▶ **Exercise material**
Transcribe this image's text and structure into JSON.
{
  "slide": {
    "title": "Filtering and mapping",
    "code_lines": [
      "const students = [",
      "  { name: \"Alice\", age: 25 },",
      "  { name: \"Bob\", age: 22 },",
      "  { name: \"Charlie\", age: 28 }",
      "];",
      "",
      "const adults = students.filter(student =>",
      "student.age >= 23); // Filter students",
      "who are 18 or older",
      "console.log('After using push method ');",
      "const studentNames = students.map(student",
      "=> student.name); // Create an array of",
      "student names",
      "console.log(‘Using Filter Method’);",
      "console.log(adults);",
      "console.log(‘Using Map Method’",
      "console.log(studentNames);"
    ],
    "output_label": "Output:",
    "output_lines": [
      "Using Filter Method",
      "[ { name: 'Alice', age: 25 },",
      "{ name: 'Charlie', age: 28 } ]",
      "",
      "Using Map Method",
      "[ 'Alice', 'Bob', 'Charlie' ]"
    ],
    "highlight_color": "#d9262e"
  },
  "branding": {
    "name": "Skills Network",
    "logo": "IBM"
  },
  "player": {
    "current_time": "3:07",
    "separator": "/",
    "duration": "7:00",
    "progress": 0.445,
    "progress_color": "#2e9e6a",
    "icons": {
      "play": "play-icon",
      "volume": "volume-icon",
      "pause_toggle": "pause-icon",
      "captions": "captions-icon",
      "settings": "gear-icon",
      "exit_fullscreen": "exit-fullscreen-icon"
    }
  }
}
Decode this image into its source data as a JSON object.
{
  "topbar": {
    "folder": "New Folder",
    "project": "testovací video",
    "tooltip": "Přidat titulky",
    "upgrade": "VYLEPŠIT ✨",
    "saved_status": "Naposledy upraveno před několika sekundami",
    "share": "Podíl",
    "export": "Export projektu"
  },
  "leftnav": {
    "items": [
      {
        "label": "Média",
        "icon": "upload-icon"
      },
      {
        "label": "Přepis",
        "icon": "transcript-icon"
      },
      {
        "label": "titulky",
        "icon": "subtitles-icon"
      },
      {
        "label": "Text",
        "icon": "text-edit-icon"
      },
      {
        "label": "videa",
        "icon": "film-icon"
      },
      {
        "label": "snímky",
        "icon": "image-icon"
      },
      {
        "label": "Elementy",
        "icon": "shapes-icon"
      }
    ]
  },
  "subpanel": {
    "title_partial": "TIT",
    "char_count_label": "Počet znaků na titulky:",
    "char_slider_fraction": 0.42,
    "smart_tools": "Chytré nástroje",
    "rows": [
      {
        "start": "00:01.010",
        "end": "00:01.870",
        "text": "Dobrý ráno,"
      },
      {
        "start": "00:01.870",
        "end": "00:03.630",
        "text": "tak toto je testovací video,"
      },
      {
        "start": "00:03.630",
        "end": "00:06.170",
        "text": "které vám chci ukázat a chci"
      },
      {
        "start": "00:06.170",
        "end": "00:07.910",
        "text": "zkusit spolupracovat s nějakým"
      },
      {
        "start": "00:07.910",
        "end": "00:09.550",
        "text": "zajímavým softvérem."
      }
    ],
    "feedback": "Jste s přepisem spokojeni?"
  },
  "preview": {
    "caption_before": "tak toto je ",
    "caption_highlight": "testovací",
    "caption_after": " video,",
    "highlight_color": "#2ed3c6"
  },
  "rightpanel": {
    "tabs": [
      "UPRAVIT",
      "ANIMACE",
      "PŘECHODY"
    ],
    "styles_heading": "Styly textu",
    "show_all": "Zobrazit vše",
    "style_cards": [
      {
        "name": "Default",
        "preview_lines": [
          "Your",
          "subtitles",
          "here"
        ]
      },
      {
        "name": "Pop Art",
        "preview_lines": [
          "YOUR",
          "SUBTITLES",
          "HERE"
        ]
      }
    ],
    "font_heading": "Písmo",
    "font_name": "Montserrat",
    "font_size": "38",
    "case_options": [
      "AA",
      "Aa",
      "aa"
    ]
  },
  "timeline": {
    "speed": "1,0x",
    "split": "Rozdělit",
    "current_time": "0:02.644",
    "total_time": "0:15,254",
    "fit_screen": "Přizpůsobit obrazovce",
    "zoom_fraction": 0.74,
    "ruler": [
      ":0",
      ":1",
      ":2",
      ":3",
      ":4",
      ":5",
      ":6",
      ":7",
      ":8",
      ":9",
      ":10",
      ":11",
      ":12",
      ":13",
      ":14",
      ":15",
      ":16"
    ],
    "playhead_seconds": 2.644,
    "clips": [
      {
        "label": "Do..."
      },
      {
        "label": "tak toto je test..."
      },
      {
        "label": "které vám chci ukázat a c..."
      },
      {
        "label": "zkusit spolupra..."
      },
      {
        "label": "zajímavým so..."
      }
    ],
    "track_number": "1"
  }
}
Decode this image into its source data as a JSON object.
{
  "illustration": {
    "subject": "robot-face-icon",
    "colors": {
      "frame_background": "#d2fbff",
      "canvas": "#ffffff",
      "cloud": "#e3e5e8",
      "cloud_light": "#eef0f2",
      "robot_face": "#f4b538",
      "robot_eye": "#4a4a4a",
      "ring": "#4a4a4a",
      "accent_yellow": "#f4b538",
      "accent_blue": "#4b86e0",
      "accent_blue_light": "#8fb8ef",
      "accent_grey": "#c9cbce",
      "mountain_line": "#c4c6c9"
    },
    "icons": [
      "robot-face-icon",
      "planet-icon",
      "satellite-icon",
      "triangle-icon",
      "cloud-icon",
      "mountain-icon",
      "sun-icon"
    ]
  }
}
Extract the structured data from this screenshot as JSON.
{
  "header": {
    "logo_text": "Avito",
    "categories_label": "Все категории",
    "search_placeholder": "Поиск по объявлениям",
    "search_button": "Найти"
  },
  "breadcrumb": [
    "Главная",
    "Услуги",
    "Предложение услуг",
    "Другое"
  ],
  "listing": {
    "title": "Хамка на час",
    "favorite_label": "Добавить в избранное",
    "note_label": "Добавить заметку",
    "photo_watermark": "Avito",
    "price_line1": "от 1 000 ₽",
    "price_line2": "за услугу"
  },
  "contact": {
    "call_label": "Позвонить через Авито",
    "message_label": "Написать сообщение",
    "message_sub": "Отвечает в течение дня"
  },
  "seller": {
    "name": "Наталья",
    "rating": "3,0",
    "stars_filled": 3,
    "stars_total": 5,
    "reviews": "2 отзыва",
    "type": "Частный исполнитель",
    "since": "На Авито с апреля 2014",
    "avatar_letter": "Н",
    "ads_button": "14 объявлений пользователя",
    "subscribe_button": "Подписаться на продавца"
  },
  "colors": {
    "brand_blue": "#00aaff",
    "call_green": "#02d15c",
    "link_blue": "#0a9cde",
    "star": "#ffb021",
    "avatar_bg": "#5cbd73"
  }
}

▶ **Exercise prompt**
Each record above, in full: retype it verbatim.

▶ **Problem solution**
Transcribe this image's text and structure into JSON.
{
  "slide": {
    "title": "Filtering and mapping",
    "code_lines": [
      "const students = [",
      "  { name: \"Alice\", age: 25 },",
      "  { name: \"Bob\", age: 22 },",
      "  { name: \"Charlie\", age: 28 }",
      "];",
      "",
      "const adults = students.filter(student =>",
      "student.age >= 23); // Filter students",
      "who are 18 or older",
      "console.log('After using push method ');",
      "const studentNames = students.map(student",
      "=> student.name); // Create an array of",
      "student names",
      "console.log(‘Using Filter Method’);",
      "console.log(adults);",
      "console.log(‘Using Map Method’",
      "console.log(studentNames);"
    ],
    "output_label": "Output:",
    "output_lines": [
      "Using Filter Method",
      "[ { name: 'Alice', age: 25 },",
      "{ name: 'Charlie', age: 28 } ]",
      "",
      "Using Map Method",
      "[ 'Alice', 'Bob', 'Charlie' ]"
    ],
    "highlight_color": "#d9262e"
  },
  "branding": {
    "name": "Skills Network",
    "logo": "IBM"
  },
  "player": {
    "current_time": "3:07",
    "separator": "/",
    "duration": "7:00",
    "progress": 0.445,
    "progress_color": "#2e9e6a",
    "icons": {
      "play": "play-icon",
      "volume": "volume-icon",
      "pause_toggle": "pause-icon",
      "captions": "captions-icon",
      "settings": "gear-icon",
      "exit_fullscreen": "exit-fullscreen-icon"
    }
  }
}
Decode this image into its source data as a JSON object.
{
  "topbar": {
    "folder": "New Folder",
    "project": "testovací video",
    "tooltip": "Přidat titulky",
    "upgrade": "VYLEPŠIT ✨",
    "saved_status": "Naposledy upraveno před několika sekundami",
    "share": "Podíl",
    "export": "Export projektu"
  },
  "leftnav": {
    "items": [
      {
        "label": "Média",
        "icon": "upload-icon"
      },
      {
        "label": "Přepis",
        "icon": "transcript-icon"
      },
      {
        "label": "titulky",
        "icon": "subtitles-icon"
      },
      {
        "label": "Text",
        "icon": "text-edit-icon"
      },
      {
        "label": "videa",
        "icon": "film-icon"
      },
      {
        "label": "snímky",
        "icon": "image-icon"
      },
      {
        "label": "Elementy",
        "icon": "shapes-icon"
      }
    ]
  },
  "subpanel": {
    "title_partial": "TIT",
    "char_count_label": "Počet znaků na titulky:",
    "char_slider_fraction": 0.42,
    "smart_tools": "Chytré nástroje",
    "rows": [
      {
        "start": "00:01.010",
        "end": "00:01.870",
        "text": "Dobrý ráno,"
      },
      {
        "start": "00:01.870",
        "end": "00:03.630",
        "text": "tak toto je testovací video,"
      },
      {
        "start": "00:03.630",
        "end": "00:06.170",
        "text": "které vám chci ukázat a chci"
      },
      {
        "start": "00:06.170",
        "end": "00:07.910",
        "text": "zkusit spolupracovat s nějakým"
      },
      {
        "start": "00:07.910",
        "end": "00:09.550",
        "text": "zajímavým softvérem."
      }
    ],
    "feedback": "Jste s přepisem spokojeni?"
  },
  "preview": {
    "caption_before": "tak toto je ",
    "caption_highlight": "testovací",
    "caption_after": " video,",
    "highlight_color": "#2ed3c6"
  },
  "rightpanel": {
    "tabs": [
      "UPRAVIT",
      "ANIMACE",
      "PŘECHODY"
    ],
    "styles_heading": "Styly textu",
    "show_all": "Zobrazit vše",
    "style_cards": [
      {
        "name": "Default",
        "preview_lines": [
          "Your",
          "subtitles",
          "here"
        ]
      },
      {
        "name": "Pop Art",
        "preview_lines": [
          "YOUR",
          "SUBTITLES",
          "HERE"
        ]
      }
    ],
    "font_heading": "Písmo",
    "font_name": "Montserrat",
    "font_size": "38",
    "case_options": [
      "AA",
      "Aa",
      "aa"
    ]
  },
  "timeline": {
    "speed": "1,0x",
    "split": "Rozdělit",
    "current_time": "0:02.644",
    "total_time": "0:15,254",
    "fit_screen": "Přizpůsobit obrazovce",
    "zoom_fraction": 0.74,
    "ruler": [
      ":0",
      ":1",
      ":2",
      ":3",
      ":4",
      ":5",
      ":6",
      ":7",
      ":8",
      ":9",
      ":10",
      ":11",
      ":12",
      ":13",
      ":14",
      ":15",
      ":16"
    ],
    "playhead_seconds": 2.644,
    "clips": [
      {
        "label": "Do..."
      },
      {
        "label": "tak toto je test..."
      },
      {
        "label": "které vám chci ukázat a c..."
      },
      {
        "label": "zkusit spolupra..."
      },
      {
        "label": "zajímavým so..."
      }
    ],
    "track_number": "1"
  }
}
Decode this image into its source data as a JSON object.
{
  "illustration": {
    "subject": "robot-face-icon",
    "colors": {
      "frame_background": "#d2fbff",
      "canvas": "#ffffff",
      "cloud": "#e3e5e8",
      "cloud_light": "#eef0f2",
      "robot_face": "#f4b538",
      "robot_eye": "#4a4a4a",
      "ring": "#4a4a4a",
      "accent_yellow": "#f4b538",
      "accent_blue": "#4b86e0",
      "accent_blue_light": "#8fb8ef",
      "accent_grey": "#c9cbce",
      "mountain_line": "#c4c6c9"
    },
    "icons": [
      "robot-face-icon",
      "planet-icon",
      "satellite-icon",
      "triangle-icon",
      "cloud-icon",
      "mountain-icon",
      "sun-icon"
    ]
  }
}
Extract the structured data from this screenshot as JSON.
{
  "header": {
    "logo_text": "Avito",
    "categories_label": "Все категории",
    "search_placeholder": "Поиск по объявлениям",
    "search_button": "Найти"
  },
  "breadcrumb": [
    "Главная",
    "Услуги",
    "Предложение услуг",
    "Другое"
  ],
  "listing": {
    "title": "Хамка на час",
    "favorite_label": "Добавить в избранное",
    "note_label": "Добавить заметку",
    "photo_watermark": "Avito",
    "price_line1": "от 1 000 ₽",
    "price_line2": "за услугу"
  },
  "contact": {
    "call_label": "Позвонить через Авито",
    "message_label": "Написать сообщение",
    "message_sub": "Отвечает в течение дня"
  },
  "seller": {
    "name": "Наталья",
    "rating": "3,0",
    "stars_filled": 3,
    "stars_total": 5,
    "reviews": "2 отзыва",
    "type": "Частный исполнитель",
    "since": "На Авито с апреля 2014",
    "avatar_letter": "Н",
    "ads_button": "14 объявлений пользователя",
    "subscribe_button": "Подписаться на продавца"
  },
  "colors": {
    "brand_blue": "#00aaff",
    "call_green": "#02d15c",
    "link_blue": "#0a9cde",
    "star": "#ffb021",
    "avatar_bg": "#5cbd73"
  }
}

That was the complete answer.